▶ TASK INSTRUCTIONS
For each line in the data that includes "true", make a copy.

**** DATA PROVIDED ****

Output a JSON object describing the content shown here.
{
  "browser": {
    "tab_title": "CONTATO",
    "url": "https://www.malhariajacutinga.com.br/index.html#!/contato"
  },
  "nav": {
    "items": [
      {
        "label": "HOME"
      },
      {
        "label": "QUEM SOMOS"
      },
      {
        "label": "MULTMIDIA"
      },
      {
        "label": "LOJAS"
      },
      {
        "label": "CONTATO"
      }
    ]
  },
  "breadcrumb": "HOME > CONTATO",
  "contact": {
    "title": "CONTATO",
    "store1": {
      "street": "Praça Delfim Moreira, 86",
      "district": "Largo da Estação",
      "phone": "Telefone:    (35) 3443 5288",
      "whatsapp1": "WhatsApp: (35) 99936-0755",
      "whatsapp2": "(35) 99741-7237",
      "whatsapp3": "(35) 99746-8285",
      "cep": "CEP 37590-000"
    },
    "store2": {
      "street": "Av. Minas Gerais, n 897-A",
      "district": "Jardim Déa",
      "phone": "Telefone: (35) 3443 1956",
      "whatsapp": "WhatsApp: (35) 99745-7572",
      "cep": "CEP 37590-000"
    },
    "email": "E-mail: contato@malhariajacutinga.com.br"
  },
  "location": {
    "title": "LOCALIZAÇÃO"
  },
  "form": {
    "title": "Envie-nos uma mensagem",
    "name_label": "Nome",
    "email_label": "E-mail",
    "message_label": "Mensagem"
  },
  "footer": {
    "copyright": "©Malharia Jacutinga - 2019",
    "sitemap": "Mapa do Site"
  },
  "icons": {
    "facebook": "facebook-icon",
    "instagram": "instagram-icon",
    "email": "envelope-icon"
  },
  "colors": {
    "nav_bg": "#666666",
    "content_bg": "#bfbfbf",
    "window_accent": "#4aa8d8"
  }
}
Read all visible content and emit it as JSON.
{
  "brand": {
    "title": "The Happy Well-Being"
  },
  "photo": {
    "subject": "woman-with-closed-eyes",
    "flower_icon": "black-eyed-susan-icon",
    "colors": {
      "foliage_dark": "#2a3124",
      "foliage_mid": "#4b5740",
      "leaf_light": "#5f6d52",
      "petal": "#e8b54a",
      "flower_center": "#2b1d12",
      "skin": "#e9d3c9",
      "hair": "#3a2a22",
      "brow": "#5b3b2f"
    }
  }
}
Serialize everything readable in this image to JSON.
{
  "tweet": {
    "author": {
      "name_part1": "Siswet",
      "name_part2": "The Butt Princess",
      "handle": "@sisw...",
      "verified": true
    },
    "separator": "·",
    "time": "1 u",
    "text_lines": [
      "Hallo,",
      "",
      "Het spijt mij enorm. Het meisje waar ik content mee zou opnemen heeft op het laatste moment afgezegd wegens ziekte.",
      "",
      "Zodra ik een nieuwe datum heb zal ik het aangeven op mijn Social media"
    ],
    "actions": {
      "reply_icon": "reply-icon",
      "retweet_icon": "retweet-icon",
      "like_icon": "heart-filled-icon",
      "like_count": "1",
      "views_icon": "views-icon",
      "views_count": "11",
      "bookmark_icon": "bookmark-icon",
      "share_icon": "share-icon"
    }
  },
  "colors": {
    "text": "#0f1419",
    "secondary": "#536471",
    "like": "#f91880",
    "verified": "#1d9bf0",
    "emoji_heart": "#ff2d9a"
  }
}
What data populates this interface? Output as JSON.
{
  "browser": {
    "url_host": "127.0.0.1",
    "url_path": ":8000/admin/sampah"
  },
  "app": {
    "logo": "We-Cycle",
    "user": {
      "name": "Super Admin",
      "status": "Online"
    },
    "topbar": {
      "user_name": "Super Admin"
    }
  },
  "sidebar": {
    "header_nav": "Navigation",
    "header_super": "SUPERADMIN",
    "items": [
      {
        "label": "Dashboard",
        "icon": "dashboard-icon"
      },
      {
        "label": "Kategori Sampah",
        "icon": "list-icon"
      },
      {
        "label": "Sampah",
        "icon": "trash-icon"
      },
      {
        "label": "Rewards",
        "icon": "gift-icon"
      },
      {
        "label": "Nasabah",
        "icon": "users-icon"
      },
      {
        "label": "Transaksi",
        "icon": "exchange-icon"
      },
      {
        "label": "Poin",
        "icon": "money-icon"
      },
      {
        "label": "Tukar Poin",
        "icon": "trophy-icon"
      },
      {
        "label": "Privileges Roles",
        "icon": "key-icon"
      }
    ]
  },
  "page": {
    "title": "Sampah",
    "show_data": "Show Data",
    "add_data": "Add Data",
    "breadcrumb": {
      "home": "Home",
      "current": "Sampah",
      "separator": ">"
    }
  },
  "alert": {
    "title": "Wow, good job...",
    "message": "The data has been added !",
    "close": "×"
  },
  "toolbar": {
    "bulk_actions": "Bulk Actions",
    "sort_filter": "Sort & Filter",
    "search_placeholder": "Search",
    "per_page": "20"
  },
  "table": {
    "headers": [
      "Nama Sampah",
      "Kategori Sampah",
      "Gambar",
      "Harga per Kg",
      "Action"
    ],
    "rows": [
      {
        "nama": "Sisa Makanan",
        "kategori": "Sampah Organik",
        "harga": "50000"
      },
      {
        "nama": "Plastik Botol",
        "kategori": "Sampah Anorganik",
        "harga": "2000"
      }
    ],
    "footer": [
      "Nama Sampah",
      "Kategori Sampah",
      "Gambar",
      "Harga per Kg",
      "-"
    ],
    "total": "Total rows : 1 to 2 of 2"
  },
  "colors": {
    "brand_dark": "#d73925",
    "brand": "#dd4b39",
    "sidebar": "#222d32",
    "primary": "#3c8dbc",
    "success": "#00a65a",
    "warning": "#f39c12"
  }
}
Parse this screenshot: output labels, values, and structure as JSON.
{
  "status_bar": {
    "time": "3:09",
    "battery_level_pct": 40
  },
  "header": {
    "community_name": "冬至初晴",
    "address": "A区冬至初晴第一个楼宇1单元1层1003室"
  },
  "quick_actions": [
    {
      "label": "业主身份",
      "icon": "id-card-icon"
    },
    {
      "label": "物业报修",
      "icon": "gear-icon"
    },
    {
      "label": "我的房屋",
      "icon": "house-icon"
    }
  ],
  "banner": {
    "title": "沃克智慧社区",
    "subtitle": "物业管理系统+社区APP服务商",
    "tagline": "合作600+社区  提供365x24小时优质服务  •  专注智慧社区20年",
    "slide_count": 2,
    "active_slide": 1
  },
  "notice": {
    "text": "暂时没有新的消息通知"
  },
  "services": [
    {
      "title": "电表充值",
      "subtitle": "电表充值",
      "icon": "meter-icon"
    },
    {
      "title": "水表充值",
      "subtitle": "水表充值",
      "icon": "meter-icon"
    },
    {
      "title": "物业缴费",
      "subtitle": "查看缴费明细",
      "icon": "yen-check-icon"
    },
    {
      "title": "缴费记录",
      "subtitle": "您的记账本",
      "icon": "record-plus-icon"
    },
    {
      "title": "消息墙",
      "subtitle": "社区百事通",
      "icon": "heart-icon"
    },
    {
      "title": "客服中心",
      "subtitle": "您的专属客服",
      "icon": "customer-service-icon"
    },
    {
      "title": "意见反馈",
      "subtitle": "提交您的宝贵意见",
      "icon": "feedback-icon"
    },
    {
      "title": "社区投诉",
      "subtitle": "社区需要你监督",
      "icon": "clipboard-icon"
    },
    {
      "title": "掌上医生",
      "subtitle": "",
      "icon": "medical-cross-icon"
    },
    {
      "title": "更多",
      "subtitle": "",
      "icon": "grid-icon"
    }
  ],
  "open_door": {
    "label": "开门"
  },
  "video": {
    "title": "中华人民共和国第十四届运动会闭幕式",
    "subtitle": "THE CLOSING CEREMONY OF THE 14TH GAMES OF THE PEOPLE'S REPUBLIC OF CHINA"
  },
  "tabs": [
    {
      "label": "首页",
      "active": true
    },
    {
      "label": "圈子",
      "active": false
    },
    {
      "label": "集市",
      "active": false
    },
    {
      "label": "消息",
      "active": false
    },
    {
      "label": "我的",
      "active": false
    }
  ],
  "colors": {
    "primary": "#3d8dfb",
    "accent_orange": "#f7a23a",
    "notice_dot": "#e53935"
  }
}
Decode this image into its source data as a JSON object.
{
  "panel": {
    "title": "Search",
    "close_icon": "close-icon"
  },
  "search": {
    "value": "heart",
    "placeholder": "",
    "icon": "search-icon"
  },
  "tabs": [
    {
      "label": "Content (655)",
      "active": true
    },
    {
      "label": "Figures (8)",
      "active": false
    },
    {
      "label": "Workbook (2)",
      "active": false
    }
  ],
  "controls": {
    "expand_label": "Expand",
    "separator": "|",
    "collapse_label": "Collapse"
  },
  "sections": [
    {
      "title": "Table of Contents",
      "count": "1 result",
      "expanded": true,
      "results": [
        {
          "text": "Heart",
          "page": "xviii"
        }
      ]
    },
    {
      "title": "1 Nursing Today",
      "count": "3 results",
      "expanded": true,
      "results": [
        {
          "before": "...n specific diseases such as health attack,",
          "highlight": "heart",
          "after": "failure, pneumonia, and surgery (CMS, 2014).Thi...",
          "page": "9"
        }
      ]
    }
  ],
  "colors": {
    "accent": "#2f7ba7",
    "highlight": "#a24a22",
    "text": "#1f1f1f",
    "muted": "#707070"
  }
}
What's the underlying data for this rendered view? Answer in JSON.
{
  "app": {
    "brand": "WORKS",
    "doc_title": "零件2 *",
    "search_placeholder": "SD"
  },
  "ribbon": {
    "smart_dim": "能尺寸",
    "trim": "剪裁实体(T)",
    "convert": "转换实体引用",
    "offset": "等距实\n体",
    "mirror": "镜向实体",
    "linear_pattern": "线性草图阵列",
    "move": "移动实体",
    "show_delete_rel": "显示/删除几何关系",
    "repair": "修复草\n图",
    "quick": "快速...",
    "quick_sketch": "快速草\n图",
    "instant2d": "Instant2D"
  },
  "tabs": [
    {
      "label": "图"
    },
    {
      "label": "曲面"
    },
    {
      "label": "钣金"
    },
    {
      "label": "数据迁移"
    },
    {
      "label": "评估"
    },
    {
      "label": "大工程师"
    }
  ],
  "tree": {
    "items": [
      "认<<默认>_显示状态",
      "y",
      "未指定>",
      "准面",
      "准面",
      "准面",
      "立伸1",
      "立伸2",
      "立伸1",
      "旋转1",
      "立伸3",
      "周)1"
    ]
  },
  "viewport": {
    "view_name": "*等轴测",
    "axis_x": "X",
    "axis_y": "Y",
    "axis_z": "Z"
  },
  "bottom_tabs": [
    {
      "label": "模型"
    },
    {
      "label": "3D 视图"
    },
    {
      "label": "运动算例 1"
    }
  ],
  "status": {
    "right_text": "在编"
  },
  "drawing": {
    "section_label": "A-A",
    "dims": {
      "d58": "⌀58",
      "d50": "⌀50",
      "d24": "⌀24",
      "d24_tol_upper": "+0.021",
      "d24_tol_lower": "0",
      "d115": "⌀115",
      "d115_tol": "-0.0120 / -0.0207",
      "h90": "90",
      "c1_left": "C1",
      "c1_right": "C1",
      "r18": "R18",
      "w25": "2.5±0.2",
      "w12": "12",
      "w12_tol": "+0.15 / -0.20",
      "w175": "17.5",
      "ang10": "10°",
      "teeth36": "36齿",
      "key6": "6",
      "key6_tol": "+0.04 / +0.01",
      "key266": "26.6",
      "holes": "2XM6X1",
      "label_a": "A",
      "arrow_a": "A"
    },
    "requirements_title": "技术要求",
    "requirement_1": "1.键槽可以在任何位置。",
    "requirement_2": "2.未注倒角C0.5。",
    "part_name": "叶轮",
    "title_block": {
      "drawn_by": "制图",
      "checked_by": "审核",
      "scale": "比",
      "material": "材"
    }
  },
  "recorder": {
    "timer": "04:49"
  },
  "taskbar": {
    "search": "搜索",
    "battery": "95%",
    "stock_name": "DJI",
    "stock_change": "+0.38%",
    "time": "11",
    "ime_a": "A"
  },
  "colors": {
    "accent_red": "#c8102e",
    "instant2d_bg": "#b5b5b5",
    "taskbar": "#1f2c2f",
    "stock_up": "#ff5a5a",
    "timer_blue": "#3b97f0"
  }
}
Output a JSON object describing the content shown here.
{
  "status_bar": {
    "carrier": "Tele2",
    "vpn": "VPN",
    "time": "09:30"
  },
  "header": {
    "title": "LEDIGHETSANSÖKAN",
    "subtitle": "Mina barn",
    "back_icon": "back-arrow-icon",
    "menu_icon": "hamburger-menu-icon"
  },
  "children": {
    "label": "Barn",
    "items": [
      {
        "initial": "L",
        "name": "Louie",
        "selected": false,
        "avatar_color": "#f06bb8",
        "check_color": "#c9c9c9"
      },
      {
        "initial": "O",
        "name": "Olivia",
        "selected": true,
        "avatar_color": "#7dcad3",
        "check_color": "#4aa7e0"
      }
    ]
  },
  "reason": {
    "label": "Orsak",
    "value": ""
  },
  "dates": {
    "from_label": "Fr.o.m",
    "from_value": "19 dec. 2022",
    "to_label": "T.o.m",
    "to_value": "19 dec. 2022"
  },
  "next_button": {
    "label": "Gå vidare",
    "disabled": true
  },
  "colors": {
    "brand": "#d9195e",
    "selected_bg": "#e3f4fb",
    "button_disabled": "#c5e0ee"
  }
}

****

▶ ANSWER BOX
      "verified": true
      "active": true
      "active": true
      "expanded": true,
      "expanded": true,
        "selected": true,
    "disabled": true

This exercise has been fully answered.